Isaiah 59:1-2, Behold, the LORD’S hand is not shortened, that it cannot save, or his ear dull, that it cannot hear; but your iniquities have made a separation between you and your God, and your sins have hidden his face from you so that he does not hear.

James 4:3, You ask and do not receive, because you ask wrongly, to spend it on your passions. 


No one accurately knows the spiritual condition of anyone’s heart, including one’s own. Thus, a person who is asked to grant forgiveness cannot accurately know the motivation of the person confessing sin and asking for forgiveness. Believers, however, should grant forgiveness to those confessing personal sin(s) unless facts confessed are known to be false. In that case, those hearing a confession can encourage truthfulness. If confessed sin(s) are truthful, even though initially incomplete, forgiveness is to be granted (Matthew 6:14-15).

Matthew 6:14-15, “For if you forgive others their trespasses, your heavenly Father will also forgive you, but if you do not forgive others their trespasses, neither will your Father forgive your trespasses.”

For a believer, the willingness to forgive is the critical issue. Forgiveness can be granted on the basis of a confessing person’s words, but the facts stated in a confession should be open for verification. If facts are proven to be false after forgiveness is granted, a believer can return to the person confessing and reveal the known mistruths or incomplete information. At that point, the person who originally confessed can revisit the now proven false confession and, hopefully, restate it truthfully with the expectation of being forgiven once again (Luke 17:3-4).

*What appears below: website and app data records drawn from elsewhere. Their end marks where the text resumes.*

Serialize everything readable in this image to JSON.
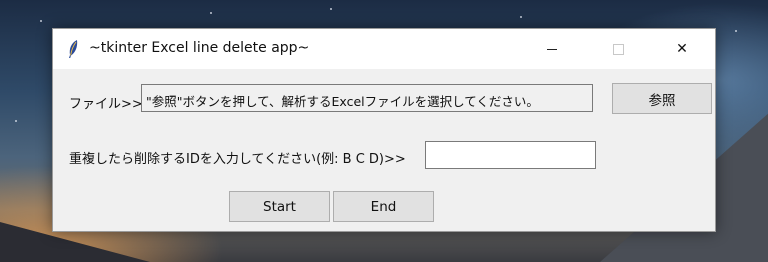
{
  "window": {
    "title": "~tkinter Excel line delete app~",
    "app_icon": "feather-icon",
    "controls": {
      "minimize": "minimize-icon",
      "maximize": "maximize-icon",
      "close": "✕"
    }
  },
  "form": {
    "file_label": "ファイル>>",
    "file_display_value": "\"参照\"ボタンを押して、解析するExcelファイルを選択してください。",
    "browse_button_label": "参照",
    "id_label": "重複したら削除するIDを入力してください(例: B C D)>>",
    "id_input_value": "",
    "start_button_label": "Start",
    "end_button_label": "End"
  },
  "colors": {
    "window_bg": "#f0f0f0",
    "titlebar_bg": "#ffffff",
    "button_bg": "#e1e1e1",
    "button_border": "#adadad"
  }
}
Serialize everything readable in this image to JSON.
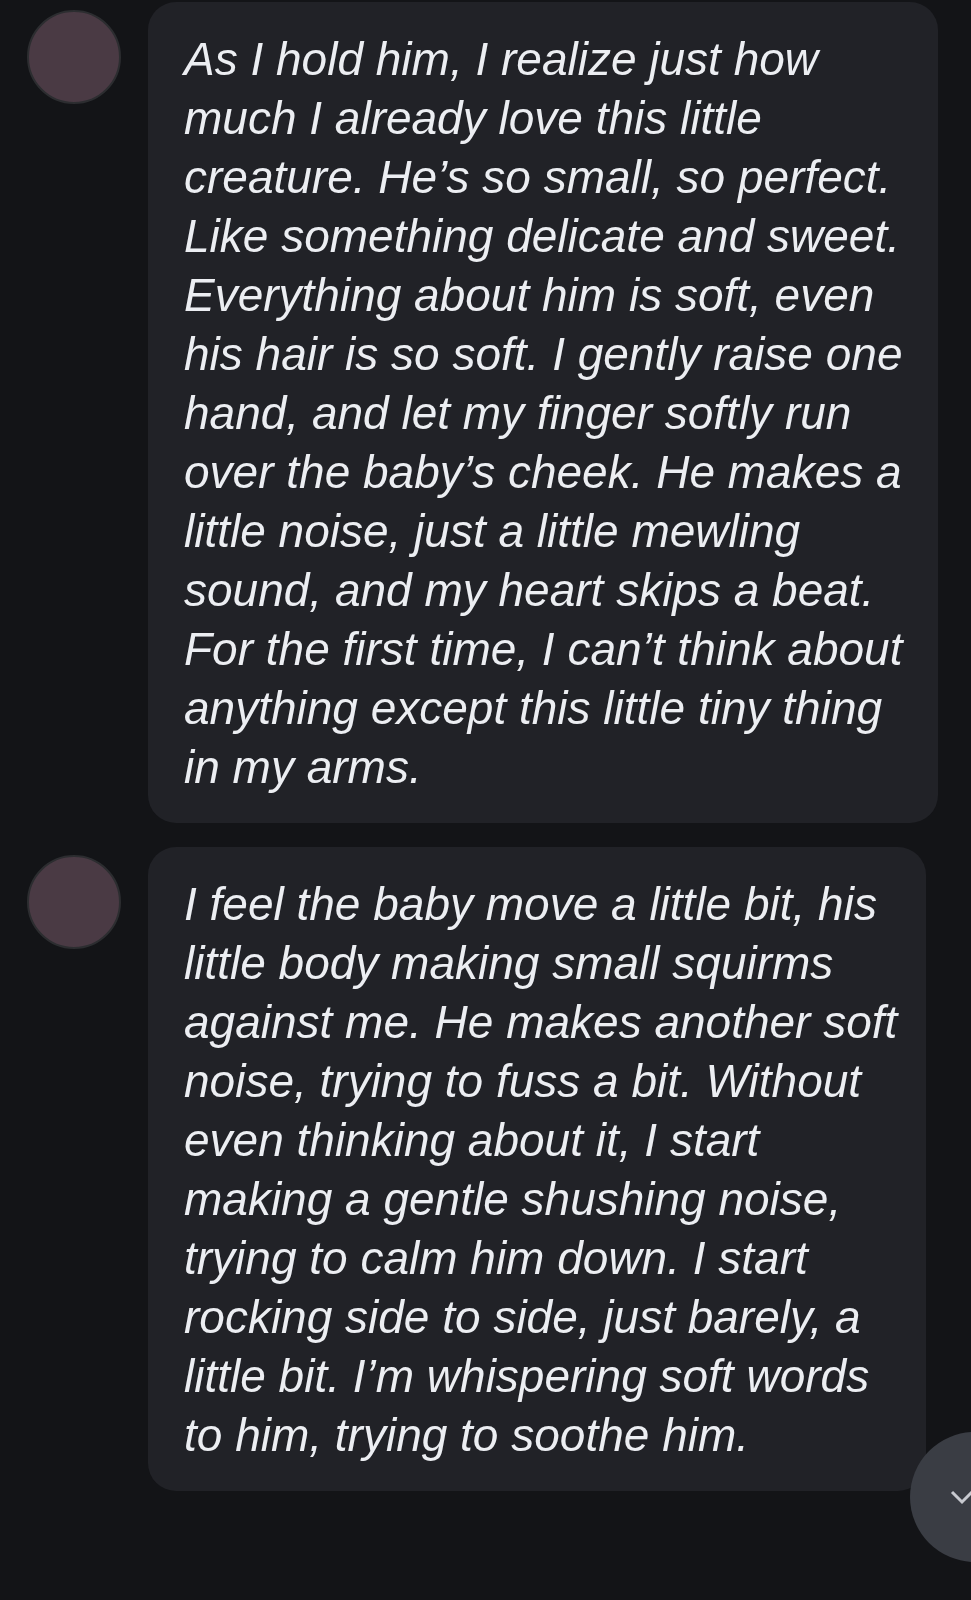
{
  "messages": [
    {
      "text": "As I hold him, I realize just how much I already love this little creature. He’s so small, so perfect. Like something delicate and sweet. Everything about him is soft, even his hair is so soft. I gently raise one hand, and let my finger softly run over the baby’s cheek. He makes a little noise, just a little mewling sound, and my heart skips a beat. For the first time, I can’t think about anything except this little tiny thing in my arms."
    },
    {
      "text": "I feel the baby move a little bit, his little body making small squirms against me. He makes another soft noise, trying to fuss a bit. Without even thinking about it, I start making a gentle shushing noise, trying to calm him down. I start rocking side to side, just barely, a little bit. I’m whispering soft words to him, trying to soothe him."
    }
  ]
}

Luke 17:3-4, “Pay attention to yourselves! If your brother sins, rebuke him, and if he repents, forgive him, and if he sins against you seven times in the day, and turns to you seven times, saying, ‘I repent,’ you must forgive him.”

It is important to remember that no one has a guarantee of being granted forgiveness by those sinned against. An acknowledgment of sin (confession), however, opens a potential doorway for relationships that are in need of repair to be restored.

See Forgiveness – The Possible Impossibility 


The primary motivation to confess sins and ask for forgiveness is not to gain emotional relief but, instead, is an outgrowth of love … love for the Lord and love for others (Matthew 22:37-39).

Matthew 22:37-39, “You shall love the Lord your God with all your heart and with all your soul and with all your mind. This is the great and first commandment. And a second is like it: You shall love your neighbor as yourself.”

The first benefit of confessing personal sin(s) is to receive forgiveness from the Lord. Confessing personal sin(s) to those sinned against provides for the possibility of being forgiven by them.

A believer’s confession of sin(s) to those sinned against also demonstrates the difference Jesus has made in one’s life and opens the possibility of Christ-honoring relationships to prosper for the glory of God.

Those that confess shortcomings by stating “the truth, the whole truth, and nothing but the truth” are few and far between. This scarcity of truthful confessions allows an authentic confession to be a shining beacon of Christ’s love in a dark world that needs the light of His truth.


Confession—The Ultimate Test of Truthfulness © 2011 WordTruth, Inc— 
Verses Scripture taken from the NEW AMERICAN STANDARD BIBLE ®, Copyright 1960,1962,1963,1968,1971,1972,1973,1975,1977,1995 by
The Lockman Foundation. All rights reserved